Interviewing for a new job often feels overwhelming. Unfortunately, that stress can show when you talk with a recruiter or hiring manager, leaving a less-than-perfect first impression. And though we’re currently in a candidate-driven market, you still need to outshine other individuals if you want to land your dream job. As a recruiter, I’ve interviewed hundreds of insurance professionals seeking to further their careers and I have identified several behaviors that set candidates apart. Here are my top five tips to help ease your stress and ensure you walk into your next interview prepared and ready to impress.
Do research your potential employer. Looking at the company’s website and social media channels will give you a feel for its style and values. Read through the “about us” page, and look for its mission and vision statements. You should be up-to-date on any recent company news; read articles about the organization and review new press releases. If you know who will be interviewing you, check out their LinkedIn profiles, too. It’s also a good idea to look up key executives’ profiles so you’re familiar with their names and impact in the industry.

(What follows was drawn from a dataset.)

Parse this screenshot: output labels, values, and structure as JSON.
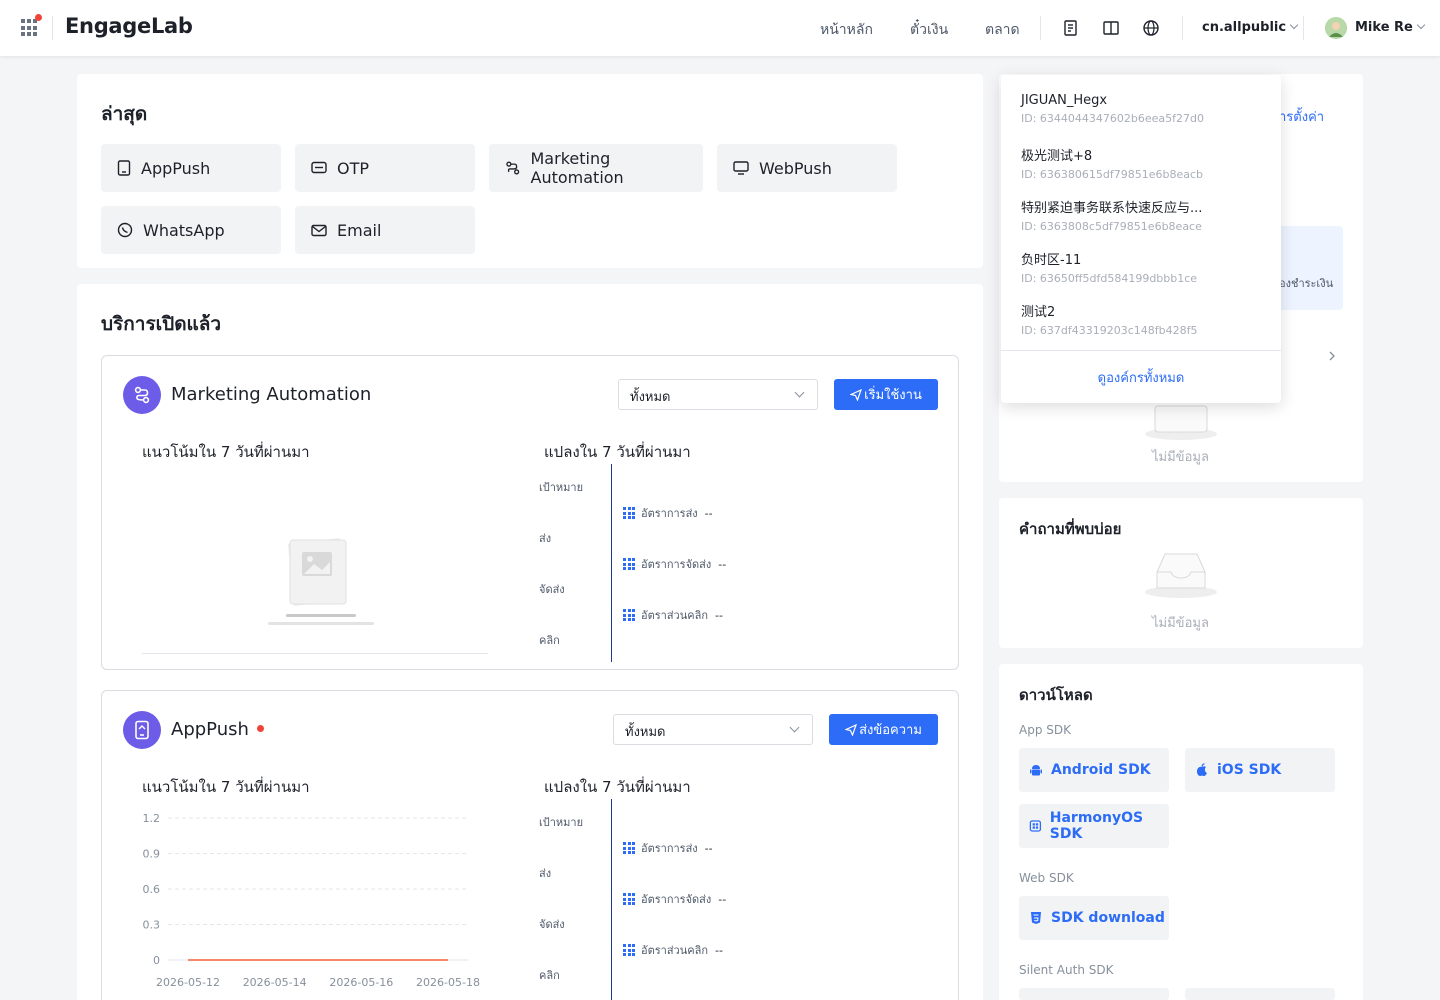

Don’t wing it. To combat nerves and put your best foot forward, preparation is key. Having context for the conversations in your interview, such as recent product releases or new company initiatives, will help you craft well-developed answers and ask the right follow-up questions. This will demonstrate you’re a proactive, detail-oriented professional and will allow you to focus on building personal connections, not just navigating a minefield of unanticipated topics. Plus, doing some research ahead of time will make it easier to remember who needs to receive a thank you note.
Do take a close look at the job responsibilities and requirements. Make sure you thoroughly understand what the company is looking for in the role and determine where your skills fit particularly well. You’ll want to call attention to these abilities and experiences, sharing specific facts and figures to support your successes. On the flip side, look into the areas you aren’t as skilled in and determine how you would fill those gaps. Do your work experience and relevant certifications make up for your lack of a post-graduate degree in your field? Be sure to plan how you can effectively communicate that to an interviewer.
Don’t say you’ve accomplished things without offering hard facts to back up your related work history. Saying “I helped grow the business” is great; but you then need to follow it up with how. Were you instrumental in hiring the right talent to take on revenue-impacting projects? Did you lead initiatives that expanded business offerings? Share those details, using numbers where possible to help paint a clear picture of your experience.
Do think through the questions your resume will prompt (e.g., if there are gaps in your job history or if it looks like you were abruptly let go). Be prepared to answer honestly. You don’t have to go into excessive detail, but you should put together a well-thought-out account of the situation, in case questions arise.
Don’t speak poorly of past employers, no matter the circumstances under which you left a company. If you were let go from your last job, for example, you could explain how the company reorganized and reduced roles in your function. Though it may have been a shock, do not blame your previous manager for not recognizing your worth. Instead, take this opportunity to share the skills you bring to the table that your prospective employer could leverage. Further, explain how you can use those skills to impact the organization beyond your immediate department.
Do make a good first impression: make eye contact, don’t slouch, and answer succinctly but completely. If you’re interviewing in person, be polite in the elevator and at reception, give the interviewer a firm handshake, and bring more resumes than you think you need. You never know who may drop in on your interview, and you want to be prepared with a resume for each person you meet. If you’re interviewing via videocall or phone, your personal presentation still counts. Dressing professionally, even when the other party can’t see you, puts you in an interviewing frame of mind and lifts your confidence, setting you up for success. Additionally, don’t forget to test your video software ahead of time; nothing sets the wrong tone for a video interview like malfunctioning software delaying your meeting.
Don’t be late, but also don’t be too early. Perhaps you drove into the city and wanted to ensure you’d have enough time to park; however, showing up too early can put your interviewers in an uncomfortable position. They might be meeting with another candidate before you, for example, and you don’t want to impede on their goodbye and start your interview feeling awkward. If you’re more than 10 minutes early, find a nearby coffee shop and brush up on your notes instead of heading straight to the office.
Do end the interview on a high note by asking thoughtful questions. This shows you’re invested in the role and committed to putting in the work necessary for success. If candidates don’t have questions, it often signals they aren’t very interested in the role or may be willing to take any job without fully understanding its responsibilities. You could ask for more details surrounding a particular job responsibility, for an overview of the company culture or just for next steps in the interview process.
Don’t skip sending thank you notes. And make them personal, not just a template. Calling out something from your interview shows you were interested in the conversation (maybe include the link for that article you referenced or wish the interviewer well on an upcoming vacation). The important thing is to acknowledge the time taken out of the interviewers’ days and thank them for their consideration. Email is more than acceptable and should be sent within 24 hours of leaving the interview. You can always follow up with a handwritten thank you note to put yourself back on the radar when it’s received a few days later.
What this all boils down to is preparation. If you take an intentional look at your resume and the position profile; think through the questions your interviewer may have and the ones you’d like to ask; and set yourself up to leave a professional impression, you’ll be ready to ace any interview.